By Sushil Kumar Modi
It has been 5 roller coaster years for the Goods and Services Tax. And the scoreboard shows more hits than misses. GST has almost transformed India from a state of multiple indirect levies to a “One Nation-One-Tax” regime. Unifying 37 different tax jurisdictions which was manifested as 17 different levies and 13 kinds of cesses/surcharges under 8 different constitutional entries was a gargantuan exercise. This grand unification was possible only because of persuasive skills of late Arun Jaitley. His strenuous effort to secure bipartisan support smoothed the way for the passage of GST. And his leadership ensured that the GST Council functioned in a democratic, consensual spirit.
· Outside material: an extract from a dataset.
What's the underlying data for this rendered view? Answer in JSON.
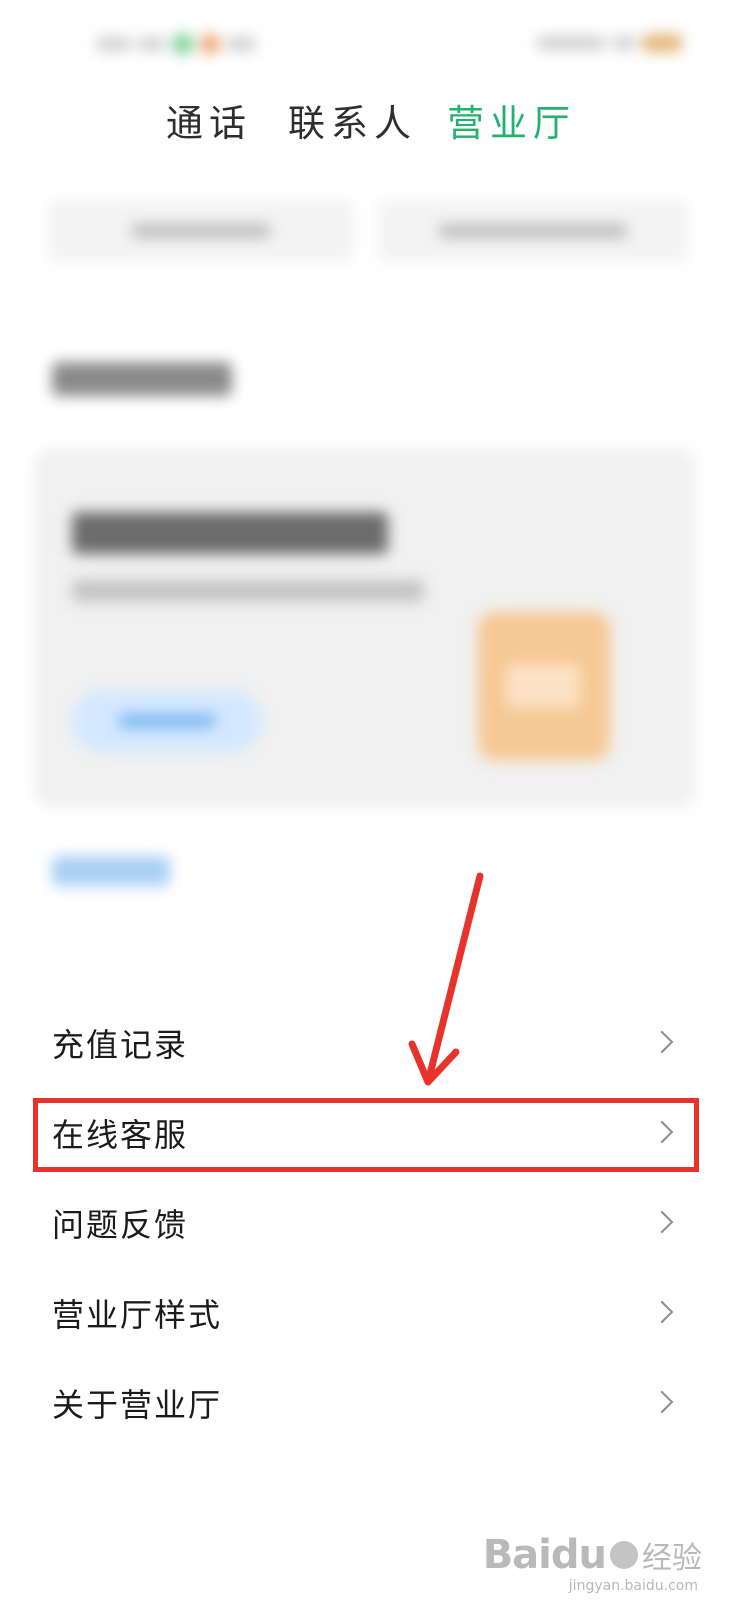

First two years were very challenging. It was a herculean task to overcome resistance from millions of small tax payers. Compliance was poor due to procedural burden and glitches at the GSTN added to the woes. In spite of various challenges and obstacles, GST has fairly stabilised over the 5 years. Tax base has seen a phenomenal increase from 6.39 million to around 13.7 million taxpayers.
On the revenue front too, GST has done pretty well. Monthly average revenues have risen from Rs 70,000 crore which is collection of subsumed taxes in the base year FY16, to Rs 92,600 crore in FY18 to over Rs 1.23 trillion in FY22 despite preceding 2 years being among the worst years because of the pandemic. This represents a CAGR of around 7.4% since GST implementation. It is expected that in FY23 there may be average collection of Rs 1.3 trillion per month. This is no mean achievement, given that pre-GST VAT revenue growth averaged just about 8.9% over the 3 years immediately preceding GST. Fake invoicing posed a big challenge. Since November 2020, the Centre and States have together booked more than 6,700 case and arrested over 650 persons. More than 20,000 fake GSTNs have been unearthed and over 50,000 crore in fake ITC demand has been detected with the recovery of Rs 2400 crore.
Aadhaar authentication for new registrations, blocking of GSTR-1, E-Way bills, big data analytics for targeted action against tax evaders has helped to a great extent in checking round tripping by using fake invoices.
Much is being tried to be read in the recent judgement of the Supreme Court in the Mohit Mineral case but the court has only reiterated what has been explicitly stated in the Constitution. The Council was always intended to be a recommendatory body; it could not have been otherwise in a democracy where the legislature reigns supreme.
But not going by the recommendation of the Council would make a State deviate from the tax rate or compliance mechanism operate in the rest of the country. However, inter-state trade to and from that State would still be governed under IGST. This would lead to a dual regime in the State, adversely affecting its trade and commerce.
GST is now poised to enter a new era where the States have to learn to live without an assured revenue growth, much less an unusually high benchmark of 14% CAGR. Even though the compensation levy has been extended till March, 2026, almost the entire cess collected during this period will be used for debt servicing and paying off past arrears.
Some are urging extension of the compensation mechanism, not the last time that such a demand will be articulated. It must, however, be realised that no tax regime can be sustained on an endless compensation regime. This calls into question the very objective of reforms. A tax system needs to be self-sustaining.
In the absence of compensation, States are staring at a gap of almost Rs 1 trillion during FY-23. A gap of this order is likely to continue in the absence of sustained tax effort. But the options are limited especially in the wake of the Ukarine crisis and the galloping crude prices. Any major overhaul of the GST rate path may not be feasible. What can be attempted seems to be minor tinkering and tweaks.
Post-compensation, the cess revenue will merge with the tax revenue, yielding an additional Rs 1.5 trillion to the Centre and the states. The real revenue base too will grow, for which the loopholes in the system need to be plugged. Reporting systems have to move towards self-validating mechanisms for the reporting of liabilities and claiming of credit. The IT systems need to be strengthened to improve and promote compliance.
The experience of the last five years bolsters the belief that GST will successfully straddle this transition. Thus, the fifth anniversary of GST may well usher in attempts to consolidate the gains and strengthen the GST ecosystem.
The author is a member of Rajya Sabha and former deputy chief minister and finance minister of Bihar